Financial Intermediation, Asset Pricing, Information Economics.
How much would investors pay to receive valuable informational signals slightly before they are released publicly? In a new paper coauthored with Ohad Kadan, we derive a general expression for the value of information to an investor and provide a framework for its estimation from index options. We apply this framework and estimate that a consumer-investor with commonly-used preference parameters would pay 1 to 4 percent of his wealth to preview and act on key macroeconomic indicators (GDP, unemployment, etc.).
In a new paper with Zhiguo He and Bryan Kelly, we find that innovations to the equity capital ratio of primary dealers price not only equity and government bond market portfolios, but also other more sophisticated asset classes such as corporate and sovereign bonds, derivatives, commodities, and currencies. The price of intermediary capital risk is consistently positive and of similar magnitude in many asset classes, suggesting these financial intermediaries are marginal investors in many markets and hence key to understanding asset prices.
Presentations: Stanford, Penn State, University of Iowa, Gerzensee Summer School 2015, CITE 2015
Regulation is often funded with fees paid by regulated firms, potentially creating incentive problems. In a new paper with Roni Kisin, we use this feature to study the incentives of regulators and their ability to affect firm behavior. Our identification approach uses multiple kinks in fee schedules of federal bank regulators as a source of exogenous variation. Using a novel dataset on fees and regulatory actions, we find that firms that pay higher fees face more lenient regulation, which leads to a buildup of risk.

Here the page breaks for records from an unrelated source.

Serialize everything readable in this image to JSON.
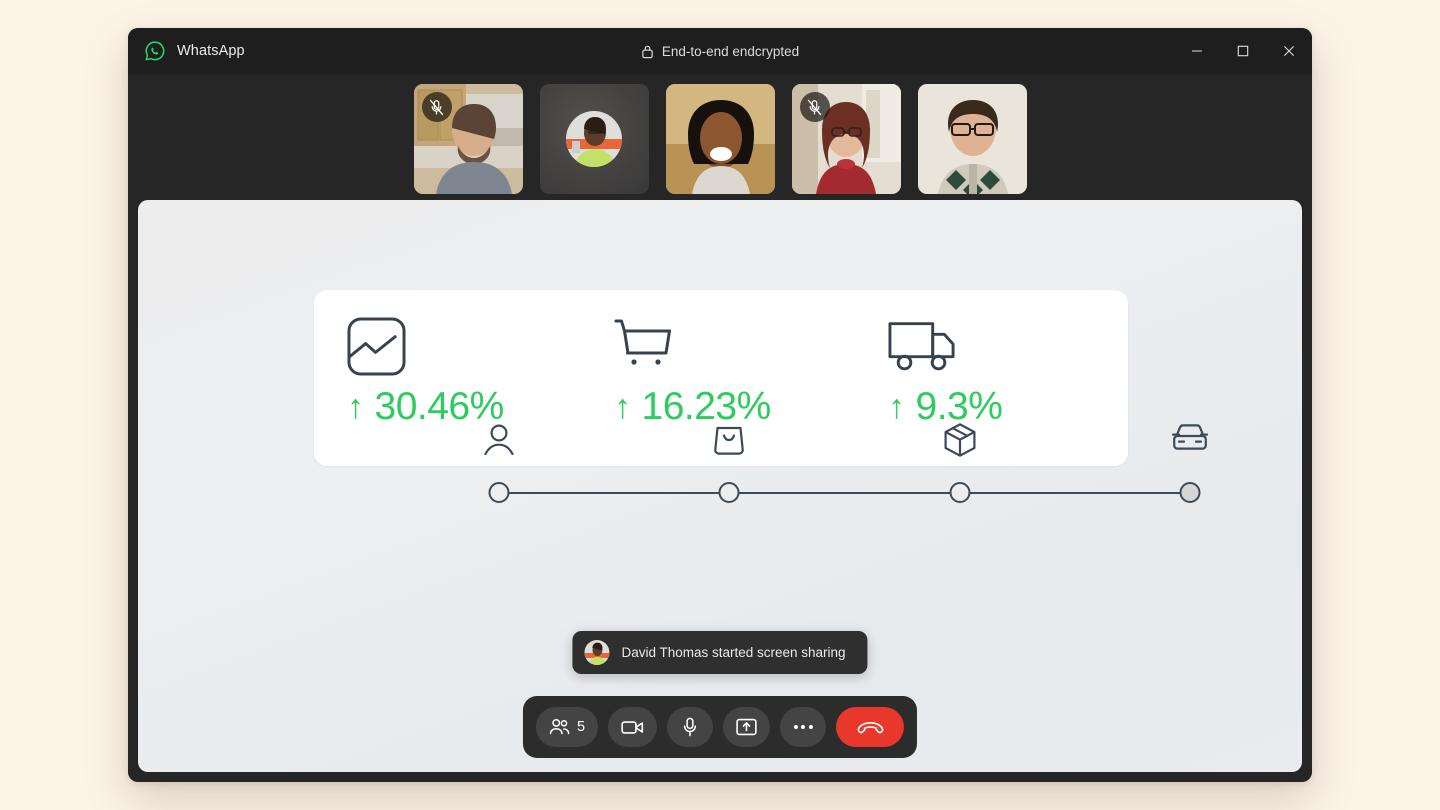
{
  "window": {
    "app_name": "WhatsApp",
    "app_logo_icon": "whatsapp-logo-icon",
    "encryption_label": "End-to-end endcrypted",
    "lock_icon": "lock-icon",
    "controls": {
      "minimize": "minimize-icon",
      "maximize": "maximize-icon",
      "close": "close-icon"
    }
  },
  "participants": {
    "count_label": "5",
    "tiles": [
      {
        "name": "participant-1",
        "muted": true,
        "kind": "video",
        "mute_icon": "mic-off-icon"
      },
      {
        "name": "participant-2",
        "muted": false,
        "kind": "avatar",
        "mute_icon": ""
      },
      {
        "name": "participant-3",
        "muted": false,
        "kind": "video",
        "mute_icon": ""
      },
      {
        "name": "participant-4",
        "muted": true,
        "kind": "video",
        "mute_icon": "mic-off-icon"
      },
      {
        "name": "participant-5",
        "muted": false,
        "kind": "video",
        "mute_icon": ""
      }
    ]
  },
  "shared_screen": {
    "stats": [
      {
        "icon": "image-chart-icon",
        "arrow": "↑",
        "value": "30.46%"
      },
      {
        "icon": "shopping-cart-icon",
        "arrow": "↑",
        "value": "16.23%"
      },
      {
        "icon": "delivery-truck-icon",
        "arrow": "↑",
        "value": "9.3%"
      }
    ],
    "timeline": {
      "steps": [
        {
          "icon": "user-icon",
          "filled": false
        },
        {
          "icon": "shopping-bag-icon",
          "filled": false
        },
        {
          "icon": "package-box-icon",
          "filled": false
        },
        {
          "icon": "car-icon",
          "filled": true
        }
      ]
    }
  },
  "toast": {
    "avatar_icon": "avatar-icon",
    "message": "David Thomas started screen sharing"
  },
  "call_controls": [
    {
      "name": "participants-button",
      "icon": "people-icon",
      "label": "5"
    },
    {
      "name": "camera-button",
      "icon": "video-camera-icon",
      "label": ""
    },
    {
      "name": "microphone-button",
      "icon": "microphone-icon",
      "label": ""
    },
    {
      "name": "share-screen-button",
      "icon": "share-screen-icon",
      "label": ""
    },
    {
      "name": "more-options-button",
      "icon": "more-dots-icon",
      "label": ""
    },
    {
      "name": "end-call-button",
      "icon": "hangup-phone-icon",
      "label": ""
    }
  ],
  "colors": {
    "page_background": "#fdf3e7",
    "window_chrome": "#262626",
    "titlebar": "#1e1e1e",
    "brand_green": "#25d366",
    "stat_green": "#2ecc5f",
    "icon_slate": "#3d4a57",
    "hangup_red": "#e8382c"
  }
}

Presentations: FDIC, HBS, IDC Herzliya, UCSD, U Washington, Washington U, Notre Dame Conference on Financial Regulation, FTG Summer School in Financial Intermediation